* **WHAT IS EXPECTED**
Return the lines below that contain the word "JSON".

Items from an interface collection
****

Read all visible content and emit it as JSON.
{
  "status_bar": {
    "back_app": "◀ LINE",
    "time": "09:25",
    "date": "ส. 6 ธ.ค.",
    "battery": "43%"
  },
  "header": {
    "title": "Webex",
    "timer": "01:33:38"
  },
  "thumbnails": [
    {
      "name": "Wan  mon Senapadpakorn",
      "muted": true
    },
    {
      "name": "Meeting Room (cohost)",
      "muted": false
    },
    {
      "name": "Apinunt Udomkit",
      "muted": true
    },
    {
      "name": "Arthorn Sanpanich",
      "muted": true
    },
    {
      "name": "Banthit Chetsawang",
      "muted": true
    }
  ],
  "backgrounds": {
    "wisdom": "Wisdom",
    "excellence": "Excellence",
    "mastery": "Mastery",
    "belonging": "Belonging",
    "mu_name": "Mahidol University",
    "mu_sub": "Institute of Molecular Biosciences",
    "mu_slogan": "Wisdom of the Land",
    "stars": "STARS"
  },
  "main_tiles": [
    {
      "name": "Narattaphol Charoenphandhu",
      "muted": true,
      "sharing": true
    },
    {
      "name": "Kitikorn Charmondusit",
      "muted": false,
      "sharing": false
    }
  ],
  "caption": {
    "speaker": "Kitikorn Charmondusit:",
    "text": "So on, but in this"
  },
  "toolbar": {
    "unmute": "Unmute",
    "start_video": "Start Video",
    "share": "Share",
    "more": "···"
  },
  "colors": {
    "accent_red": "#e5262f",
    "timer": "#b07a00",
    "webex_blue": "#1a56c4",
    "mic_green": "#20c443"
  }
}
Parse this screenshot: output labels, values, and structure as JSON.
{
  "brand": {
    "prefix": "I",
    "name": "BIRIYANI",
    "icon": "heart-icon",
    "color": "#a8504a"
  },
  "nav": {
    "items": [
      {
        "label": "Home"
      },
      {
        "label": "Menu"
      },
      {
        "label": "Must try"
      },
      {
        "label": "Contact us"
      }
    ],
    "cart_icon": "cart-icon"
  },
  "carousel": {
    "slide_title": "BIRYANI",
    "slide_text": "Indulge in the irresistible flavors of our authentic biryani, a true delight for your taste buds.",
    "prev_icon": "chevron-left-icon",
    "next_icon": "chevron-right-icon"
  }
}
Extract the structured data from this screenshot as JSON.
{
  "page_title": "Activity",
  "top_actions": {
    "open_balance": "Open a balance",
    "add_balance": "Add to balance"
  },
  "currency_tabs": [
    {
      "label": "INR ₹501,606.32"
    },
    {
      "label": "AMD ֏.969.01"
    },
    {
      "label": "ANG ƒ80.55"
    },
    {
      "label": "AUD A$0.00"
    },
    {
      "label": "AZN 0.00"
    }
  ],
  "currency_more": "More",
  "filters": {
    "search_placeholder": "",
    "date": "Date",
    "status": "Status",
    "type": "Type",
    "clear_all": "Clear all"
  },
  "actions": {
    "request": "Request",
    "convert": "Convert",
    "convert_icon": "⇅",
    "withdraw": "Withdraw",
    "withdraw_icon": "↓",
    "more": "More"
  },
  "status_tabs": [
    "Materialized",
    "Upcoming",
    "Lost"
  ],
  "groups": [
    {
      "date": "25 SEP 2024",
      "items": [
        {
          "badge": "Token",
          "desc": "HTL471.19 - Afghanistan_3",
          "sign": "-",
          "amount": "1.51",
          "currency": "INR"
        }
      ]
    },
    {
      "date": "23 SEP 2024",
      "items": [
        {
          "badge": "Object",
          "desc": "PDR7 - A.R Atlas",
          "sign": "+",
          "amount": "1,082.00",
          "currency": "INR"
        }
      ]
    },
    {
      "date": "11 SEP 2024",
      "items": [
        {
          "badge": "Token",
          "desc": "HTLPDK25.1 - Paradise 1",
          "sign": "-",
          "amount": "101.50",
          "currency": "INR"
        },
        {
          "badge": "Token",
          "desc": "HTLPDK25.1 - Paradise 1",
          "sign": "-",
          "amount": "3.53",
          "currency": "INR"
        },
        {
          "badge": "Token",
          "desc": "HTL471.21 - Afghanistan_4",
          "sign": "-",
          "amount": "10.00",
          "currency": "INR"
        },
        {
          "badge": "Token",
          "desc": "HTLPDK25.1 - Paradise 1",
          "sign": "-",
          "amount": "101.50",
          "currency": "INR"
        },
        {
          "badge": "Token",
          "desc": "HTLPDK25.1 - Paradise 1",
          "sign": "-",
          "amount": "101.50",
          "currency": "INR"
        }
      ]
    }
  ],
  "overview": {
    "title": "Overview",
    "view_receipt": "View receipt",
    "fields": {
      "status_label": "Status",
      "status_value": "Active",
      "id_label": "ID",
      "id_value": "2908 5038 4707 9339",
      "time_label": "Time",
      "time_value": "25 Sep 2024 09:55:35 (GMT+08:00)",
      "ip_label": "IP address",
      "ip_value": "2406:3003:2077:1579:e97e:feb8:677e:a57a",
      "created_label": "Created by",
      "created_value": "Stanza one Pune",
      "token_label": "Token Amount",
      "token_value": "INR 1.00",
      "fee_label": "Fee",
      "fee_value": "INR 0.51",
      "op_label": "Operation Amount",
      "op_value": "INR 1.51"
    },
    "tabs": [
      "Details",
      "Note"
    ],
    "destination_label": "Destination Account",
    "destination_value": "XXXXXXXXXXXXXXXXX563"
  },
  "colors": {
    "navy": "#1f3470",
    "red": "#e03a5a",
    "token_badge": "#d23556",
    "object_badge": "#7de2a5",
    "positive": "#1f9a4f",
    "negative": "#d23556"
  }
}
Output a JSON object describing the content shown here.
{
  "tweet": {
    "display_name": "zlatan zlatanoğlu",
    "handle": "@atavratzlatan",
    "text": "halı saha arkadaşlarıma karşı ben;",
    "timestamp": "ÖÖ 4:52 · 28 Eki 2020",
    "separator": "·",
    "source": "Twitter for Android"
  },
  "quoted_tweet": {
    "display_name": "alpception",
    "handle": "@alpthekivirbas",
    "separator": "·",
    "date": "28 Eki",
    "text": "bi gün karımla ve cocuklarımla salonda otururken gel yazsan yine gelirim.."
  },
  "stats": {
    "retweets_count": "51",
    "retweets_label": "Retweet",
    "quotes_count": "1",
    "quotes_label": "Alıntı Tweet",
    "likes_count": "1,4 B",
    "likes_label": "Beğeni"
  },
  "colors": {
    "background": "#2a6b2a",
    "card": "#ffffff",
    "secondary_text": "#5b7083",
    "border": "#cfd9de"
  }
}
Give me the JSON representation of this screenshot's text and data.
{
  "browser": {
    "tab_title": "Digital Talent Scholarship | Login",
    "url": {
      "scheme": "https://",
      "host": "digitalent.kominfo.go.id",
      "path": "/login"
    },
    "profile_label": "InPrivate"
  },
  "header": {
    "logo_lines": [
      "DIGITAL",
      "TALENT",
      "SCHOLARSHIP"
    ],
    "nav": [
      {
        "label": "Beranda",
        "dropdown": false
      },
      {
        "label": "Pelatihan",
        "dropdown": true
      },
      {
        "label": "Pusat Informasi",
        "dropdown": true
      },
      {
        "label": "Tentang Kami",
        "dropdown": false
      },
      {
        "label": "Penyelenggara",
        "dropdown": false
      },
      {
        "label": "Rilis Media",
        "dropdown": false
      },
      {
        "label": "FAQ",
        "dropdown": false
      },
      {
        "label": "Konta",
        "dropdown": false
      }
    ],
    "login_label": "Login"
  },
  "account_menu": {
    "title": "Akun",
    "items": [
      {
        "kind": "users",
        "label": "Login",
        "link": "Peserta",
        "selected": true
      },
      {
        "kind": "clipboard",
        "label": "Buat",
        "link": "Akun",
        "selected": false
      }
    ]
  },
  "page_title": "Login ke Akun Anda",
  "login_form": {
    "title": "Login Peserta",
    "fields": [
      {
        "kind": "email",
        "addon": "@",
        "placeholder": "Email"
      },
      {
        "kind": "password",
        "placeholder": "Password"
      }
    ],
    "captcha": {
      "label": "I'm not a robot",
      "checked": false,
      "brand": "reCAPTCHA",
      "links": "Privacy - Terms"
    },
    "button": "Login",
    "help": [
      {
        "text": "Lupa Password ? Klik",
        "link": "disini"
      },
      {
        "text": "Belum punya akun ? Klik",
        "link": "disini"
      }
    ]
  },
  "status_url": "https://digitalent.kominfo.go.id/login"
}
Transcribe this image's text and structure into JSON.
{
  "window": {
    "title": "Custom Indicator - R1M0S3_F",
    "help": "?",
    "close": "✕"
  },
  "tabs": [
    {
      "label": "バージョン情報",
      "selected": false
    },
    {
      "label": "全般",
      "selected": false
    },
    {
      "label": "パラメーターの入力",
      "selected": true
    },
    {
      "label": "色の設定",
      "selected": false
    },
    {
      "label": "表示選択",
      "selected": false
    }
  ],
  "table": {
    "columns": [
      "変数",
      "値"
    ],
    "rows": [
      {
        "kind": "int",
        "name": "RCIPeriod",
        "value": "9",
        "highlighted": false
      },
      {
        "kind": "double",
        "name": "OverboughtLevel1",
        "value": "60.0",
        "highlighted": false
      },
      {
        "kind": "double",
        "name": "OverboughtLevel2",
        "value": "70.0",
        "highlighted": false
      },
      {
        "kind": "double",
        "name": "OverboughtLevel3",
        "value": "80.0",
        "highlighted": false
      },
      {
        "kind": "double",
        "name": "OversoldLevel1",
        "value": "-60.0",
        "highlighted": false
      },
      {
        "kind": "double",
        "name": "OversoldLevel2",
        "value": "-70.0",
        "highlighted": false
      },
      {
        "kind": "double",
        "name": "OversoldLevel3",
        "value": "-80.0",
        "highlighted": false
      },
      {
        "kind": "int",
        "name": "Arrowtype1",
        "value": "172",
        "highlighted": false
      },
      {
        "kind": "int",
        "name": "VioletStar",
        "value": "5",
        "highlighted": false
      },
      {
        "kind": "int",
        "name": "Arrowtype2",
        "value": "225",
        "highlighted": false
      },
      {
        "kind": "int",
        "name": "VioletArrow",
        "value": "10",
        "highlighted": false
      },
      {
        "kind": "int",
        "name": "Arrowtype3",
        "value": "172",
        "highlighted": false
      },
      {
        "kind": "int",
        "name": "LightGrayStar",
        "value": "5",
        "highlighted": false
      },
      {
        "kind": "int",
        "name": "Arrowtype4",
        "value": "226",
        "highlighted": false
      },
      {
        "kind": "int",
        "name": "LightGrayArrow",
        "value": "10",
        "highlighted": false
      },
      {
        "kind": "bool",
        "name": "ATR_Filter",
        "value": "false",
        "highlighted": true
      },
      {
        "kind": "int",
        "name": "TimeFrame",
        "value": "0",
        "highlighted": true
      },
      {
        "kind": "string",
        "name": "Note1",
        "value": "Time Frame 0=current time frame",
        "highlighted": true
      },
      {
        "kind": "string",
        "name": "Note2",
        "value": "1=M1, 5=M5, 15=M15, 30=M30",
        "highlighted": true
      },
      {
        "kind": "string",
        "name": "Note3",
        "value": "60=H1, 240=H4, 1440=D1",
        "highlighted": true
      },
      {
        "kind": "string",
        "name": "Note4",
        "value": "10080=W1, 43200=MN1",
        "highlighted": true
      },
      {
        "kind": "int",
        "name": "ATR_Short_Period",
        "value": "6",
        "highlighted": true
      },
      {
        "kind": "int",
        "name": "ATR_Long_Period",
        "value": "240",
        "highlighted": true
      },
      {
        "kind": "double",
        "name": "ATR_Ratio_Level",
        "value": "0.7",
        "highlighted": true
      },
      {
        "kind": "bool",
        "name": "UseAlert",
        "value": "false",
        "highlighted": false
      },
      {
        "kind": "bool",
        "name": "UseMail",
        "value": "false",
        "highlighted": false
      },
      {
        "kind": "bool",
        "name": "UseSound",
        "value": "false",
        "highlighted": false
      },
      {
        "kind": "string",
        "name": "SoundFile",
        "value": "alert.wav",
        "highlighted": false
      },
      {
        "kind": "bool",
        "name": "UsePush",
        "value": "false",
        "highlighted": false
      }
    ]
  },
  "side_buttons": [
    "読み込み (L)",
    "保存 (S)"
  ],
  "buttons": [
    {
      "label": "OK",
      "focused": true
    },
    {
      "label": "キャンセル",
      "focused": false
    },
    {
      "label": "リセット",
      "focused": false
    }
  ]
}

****

* **SOLVED PROBLEM**
Read all visible content and emit it as JSON.
Parse this screenshot: output labels, values, and structure as JSON.
Extract the structured data from this screenshot as JSON.
Output a JSON object describing the content shown here.
Give me the JSON representation of this screenshot's text and data.
Transcribe this image's text and structure into JSON.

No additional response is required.